* How to complete this task:
Bring together all lines from the listing below that contain the string "livedoor".

··· Dataset entries ···

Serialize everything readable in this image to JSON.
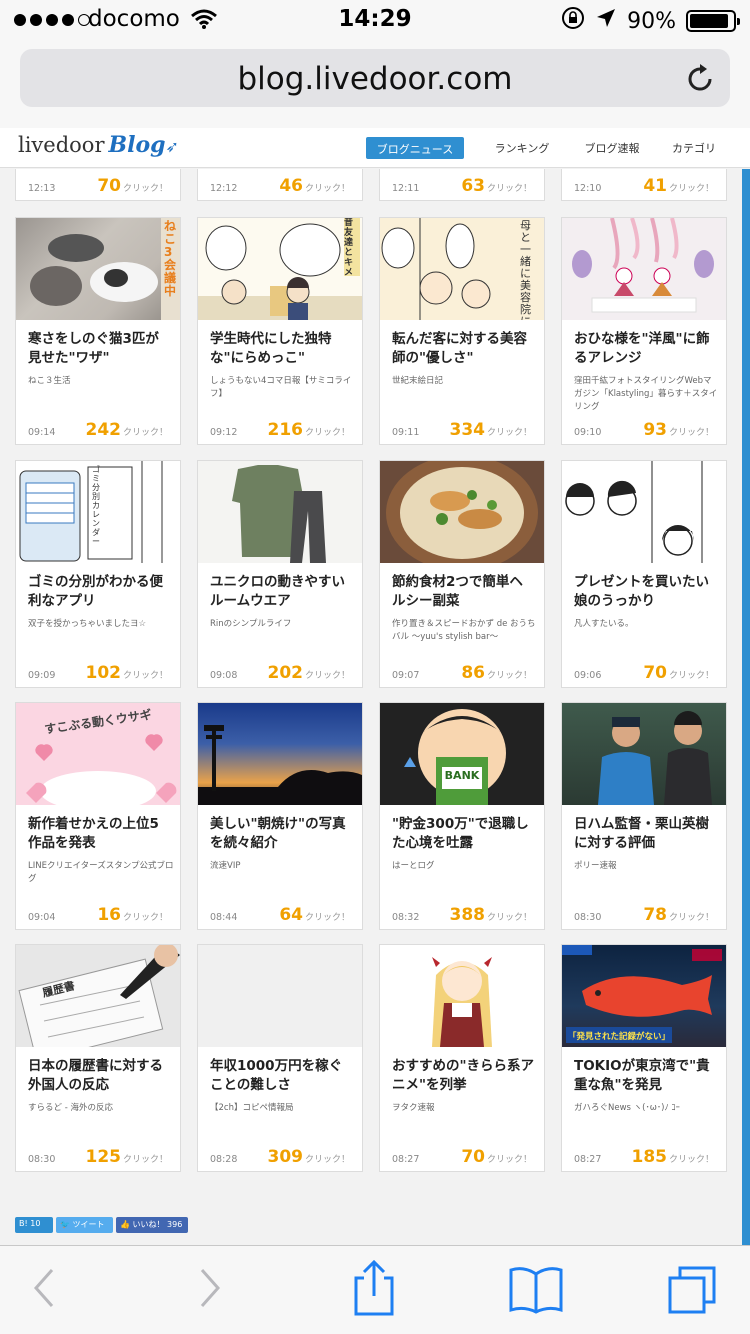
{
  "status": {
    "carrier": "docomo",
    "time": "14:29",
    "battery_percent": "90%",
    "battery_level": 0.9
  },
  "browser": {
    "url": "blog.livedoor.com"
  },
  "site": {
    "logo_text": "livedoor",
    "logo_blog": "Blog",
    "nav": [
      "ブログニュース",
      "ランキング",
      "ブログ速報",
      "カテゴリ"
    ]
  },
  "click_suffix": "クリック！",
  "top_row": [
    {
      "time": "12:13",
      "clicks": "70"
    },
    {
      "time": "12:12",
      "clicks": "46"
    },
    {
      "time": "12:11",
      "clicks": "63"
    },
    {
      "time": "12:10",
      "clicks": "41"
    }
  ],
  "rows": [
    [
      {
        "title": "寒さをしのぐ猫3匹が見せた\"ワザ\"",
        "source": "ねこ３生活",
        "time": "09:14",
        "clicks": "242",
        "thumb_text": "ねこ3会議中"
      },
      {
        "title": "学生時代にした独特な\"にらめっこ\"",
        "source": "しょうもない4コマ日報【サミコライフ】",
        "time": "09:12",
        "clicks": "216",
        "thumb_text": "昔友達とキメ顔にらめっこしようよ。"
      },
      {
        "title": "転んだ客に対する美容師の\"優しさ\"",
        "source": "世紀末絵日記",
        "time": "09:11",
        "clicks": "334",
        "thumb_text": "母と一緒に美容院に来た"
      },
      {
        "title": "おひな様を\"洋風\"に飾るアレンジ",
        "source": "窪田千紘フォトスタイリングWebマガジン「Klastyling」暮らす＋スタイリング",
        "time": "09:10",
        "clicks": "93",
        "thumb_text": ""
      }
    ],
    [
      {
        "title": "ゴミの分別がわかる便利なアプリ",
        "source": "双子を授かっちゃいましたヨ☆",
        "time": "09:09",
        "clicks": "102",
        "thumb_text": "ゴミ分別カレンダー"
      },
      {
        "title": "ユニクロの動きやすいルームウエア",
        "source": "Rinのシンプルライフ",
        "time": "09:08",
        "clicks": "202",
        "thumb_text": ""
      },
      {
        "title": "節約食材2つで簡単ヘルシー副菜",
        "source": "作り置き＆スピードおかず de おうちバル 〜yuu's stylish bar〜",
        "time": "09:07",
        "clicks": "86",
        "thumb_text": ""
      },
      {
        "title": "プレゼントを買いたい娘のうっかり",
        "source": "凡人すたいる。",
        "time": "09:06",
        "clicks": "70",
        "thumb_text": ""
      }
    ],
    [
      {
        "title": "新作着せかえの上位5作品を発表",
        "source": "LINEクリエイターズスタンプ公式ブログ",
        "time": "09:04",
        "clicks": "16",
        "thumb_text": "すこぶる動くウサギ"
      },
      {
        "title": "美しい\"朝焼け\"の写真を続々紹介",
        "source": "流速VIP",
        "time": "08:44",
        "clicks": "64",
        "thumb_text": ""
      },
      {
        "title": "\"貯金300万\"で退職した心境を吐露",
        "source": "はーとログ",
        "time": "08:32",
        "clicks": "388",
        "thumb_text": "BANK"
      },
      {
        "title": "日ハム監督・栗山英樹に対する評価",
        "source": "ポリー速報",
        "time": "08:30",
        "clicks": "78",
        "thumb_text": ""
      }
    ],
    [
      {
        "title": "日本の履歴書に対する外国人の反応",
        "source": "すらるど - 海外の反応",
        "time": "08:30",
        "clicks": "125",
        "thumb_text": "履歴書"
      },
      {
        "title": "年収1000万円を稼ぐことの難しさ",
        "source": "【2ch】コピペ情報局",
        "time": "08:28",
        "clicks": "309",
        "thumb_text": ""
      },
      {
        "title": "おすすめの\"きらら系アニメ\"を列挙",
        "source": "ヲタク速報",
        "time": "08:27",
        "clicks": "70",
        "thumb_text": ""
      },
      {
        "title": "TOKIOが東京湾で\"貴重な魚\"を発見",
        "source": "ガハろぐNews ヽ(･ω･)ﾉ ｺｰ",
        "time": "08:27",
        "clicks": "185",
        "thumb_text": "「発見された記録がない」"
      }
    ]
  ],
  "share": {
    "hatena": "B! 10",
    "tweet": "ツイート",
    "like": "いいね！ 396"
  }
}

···

* Your response:
    "url": "blog.livedoor.com"
    "logo_text": "livedoor",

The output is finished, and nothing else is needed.